*MATERIAL SUPPLIED*.

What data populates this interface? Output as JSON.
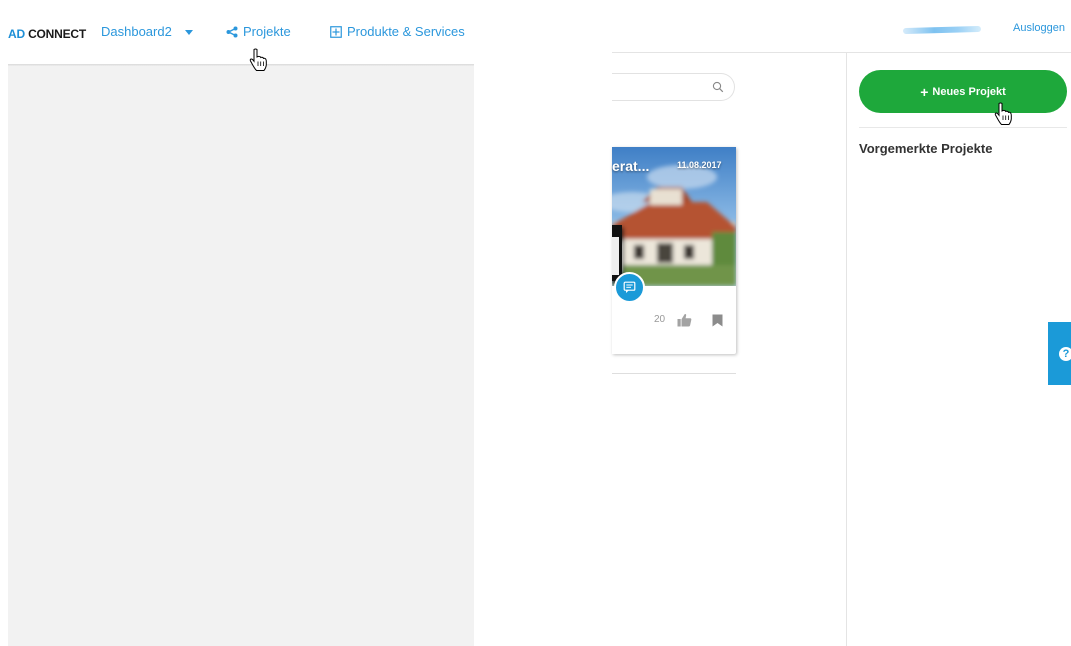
{
  "header": {
    "brand_prefix": "AD",
    "brand_suffix": " CONNECT",
    "nav": {
      "dashboard": "Dashboard2",
      "projekte": "Projekte",
      "produkte": "Produkte & Services"
    },
    "logout": "Ausloggen"
  },
  "search": {
    "placeholder": ""
  },
  "project_card": {
    "title": "erat...",
    "date": "11.08.2017",
    "likes": "20"
  },
  "sidebar": {
    "new_project_label": "Neues Projekt",
    "saved_projects_title": "Vorgemerkte Projekte"
  },
  "colors": {
    "accent_blue": "#2b97dc",
    "button_green": "#1ea83b",
    "help_blue": "#1b9ad8",
    "overlay_gray": "#f2f2f2"
  },
  "icons": [
    "share-icon",
    "grid-plus-icon",
    "search-icon",
    "comment-icon",
    "thumbs-up-icon",
    "bookmark-icon",
    "help-icon",
    "hand-cursor-icon"
  ]
}
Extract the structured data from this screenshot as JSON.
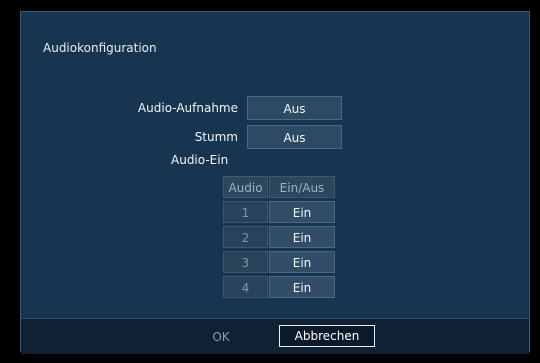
{
  "dialog": {
    "title": "Audiokonfiguration",
    "audio_record_label": "Audio-Aufnahme",
    "audio_record_value": "Aus",
    "mute_label": "Stumm",
    "mute_value": "Aus",
    "audio_in_label": "Audio-Ein"
  },
  "audio_table": {
    "headers": [
      "Audio",
      "Ein/Aus"
    ],
    "rows": [
      {
        "channel": "1",
        "state": "Ein"
      },
      {
        "channel": "2",
        "state": "Ein"
      },
      {
        "channel": "3",
        "state": "Ein"
      },
      {
        "channel": "4",
        "state": "Ein"
      }
    ]
  },
  "footer": {
    "ok_label": "OK",
    "cancel_label": "Abbrechen"
  }
}
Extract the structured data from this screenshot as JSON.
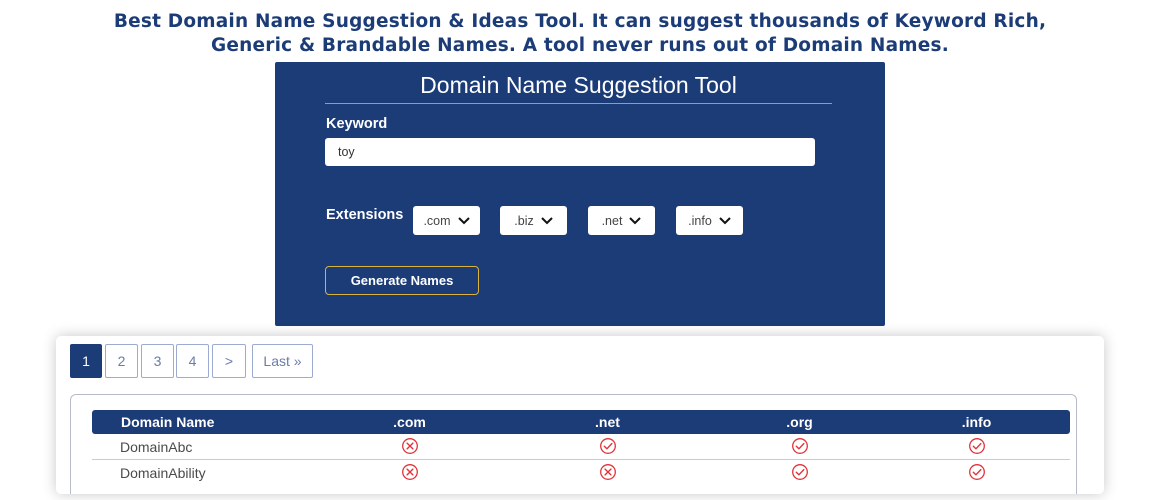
{
  "intro": {
    "line1": "Best Domain Name Suggestion & Ideas Tool. It can suggest thousands of Keyword Rich,",
    "line2": "Generic & Brandable Names. A tool never runs out of Domain Names."
  },
  "tool": {
    "title": "Domain Name Suggestion Tool",
    "keyword_label": "Keyword",
    "keyword_value": "toy",
    "extensions_label": "Extensions",
    "extensions": [
      ".com",
      ".biz",
      ".net",
      ".info"
    ],
    "generate_label": "Generate Names"
  },
  "pagination": {
    "pages": [
      "1",
      "2",
      "3",
      "4"
    ],
    "active_page": "1",
    "next_label": ">",
    "last_label": "Last »"
  },
  "results": {
    "headers": [
      "Domain Name",
      ".com",
      ".net",
      ".org",
      ".info"
    ],
    "rows": [
      {
        "name": "DomainAbc",
        "status": [
          "taken",
          "available",
          "available",
          "available"
        ]
      },
      {
        "name": "DomainAbility",
        "status": [
          "taken",
          "taken",
          "available",
          "available"
        ]
      }
    ]
  },
  "colors": {
    "brand_navy": "#1c3c78",
    "button_border_gold": "#d9b13b",
    "status_red": "#e0343a"
  },
  "icons": {
    "available": "check-circle-icon",
    "taken": "x-circle-icon",
    "dropdown": "chevron-down-icon"
  }
}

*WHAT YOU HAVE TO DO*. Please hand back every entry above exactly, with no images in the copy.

*TASK RESULT*.
What data populates this interface? Output as JSON.
{
  "header": {
    "brand_prefix": "AD",
    "brand_suffix": " CONNECT",
    "nav": {
      "dashboard": "Dashboard2",
      "projekte": "Projekte",
      "produkte": "Produkte & Services"
    },
    "logout": "Ausloggen"
  },
  "search": {
    "placeholder": ""
  },
  "project_card": {
    "title": "erat...",
    "date": "11.08.2017",
    "likes": "20"
  },
  "sidebar": {
    "new_project_label": "Neues Projekt",
    "saved_projects_title": "Vorgemerkte Projekte"
  },
  "colors": {
    "accent_blue": "#2b97dc",
    "button_green": "#1ea83b",
    "help_blue": "#1b9ad8",
    "overlay_gray": "#f2f2f2"
  },
  "icons": [
    "share-icon",
    "grid-plus-icon",
    "search-icon",
    "comment-icon",
    "thumbs-up-icon",
    "bookmark-icon",
    "help-icon",
    "hand-cursor-icon"
  ]
}
Extract the structured data from this screenshot as JSON.
{
  "dialog": {
    "title": "Audiokonfiguration",
    "audio_record_label": "Audio-Aufnahme",
    "audio_record_value": "Aus",
    "mute_label": "Stumm",
    "mute_value": "Aus",
    "audio_in_label": "Audio-Ein"
  },
  "audio_table": {
    "headers": [
      "Audio",
      "Ein/Aus"
    ],
    "rows": [
      {
        "channel": "1",
        "state": "Ein"
      },
      {
        "channel": "2",
        "state": "Ein"
      },
      {
        "channel": "3",
        "state": "Ein"
      },
      {
        "channel": "4",
        "state": "Ein"
      }
    ]
  },
  "footer": {
    "ok_label": "OK",
    "cancel_label": "Abbrechen"
  }
}
Extract the structured data from this screenshot as JSON.
{
  "intro": {
    "line1": "Best Domain Name Suggestion & Ideas Tool. It can suggest thousands of Keyword Rich,",
    "line2": "Generic & Brandable Names. A tool never runs out of Domain Names."
  },
  "tool": {
    "title": "Domain Name Suggestion Tool",
    "keyword_label": "Keyword",
    "keyword_value": "toy",
    "extensions_label": "Extensions",
    "extensions": [
      ".com",
      ".biz",
      ".net",
      ".info"
    ],
    "generate_label": "Generate Names"
  },
  "pagination": {
    "pages": [
      "1",
      "2",
      "3",
      "4"
    ],
    "active_page": "1",
    "next_label": ">",
    "last_label": "Last »"
  },
  "results": {
    "headers": [
      "Domain Name",
      ".com",
      ".net",
      ".org",
      ".info"
    ],
    "rows": [
      {
        "name": "DomainAbc",
        "status": [
          "taken",
          "available",
          "available",
          "available"
        ]
      },
      {
        "name": "DomainAbility",
        "status": [
          "taken",
          "taken",
          "available",
          "available"
        ]
      }
    ]
  },
  "colors": {
    "brand_navy": "#1c3c78",
    "button_border_gold": "#d9b13b",
    "status_red": "#e0343a"
  },
  "icons": {
    "available": "check-circle-icon",
    "taken": "x-circle-icon",
    "dropdown": "chevron-down-icon"
  }
}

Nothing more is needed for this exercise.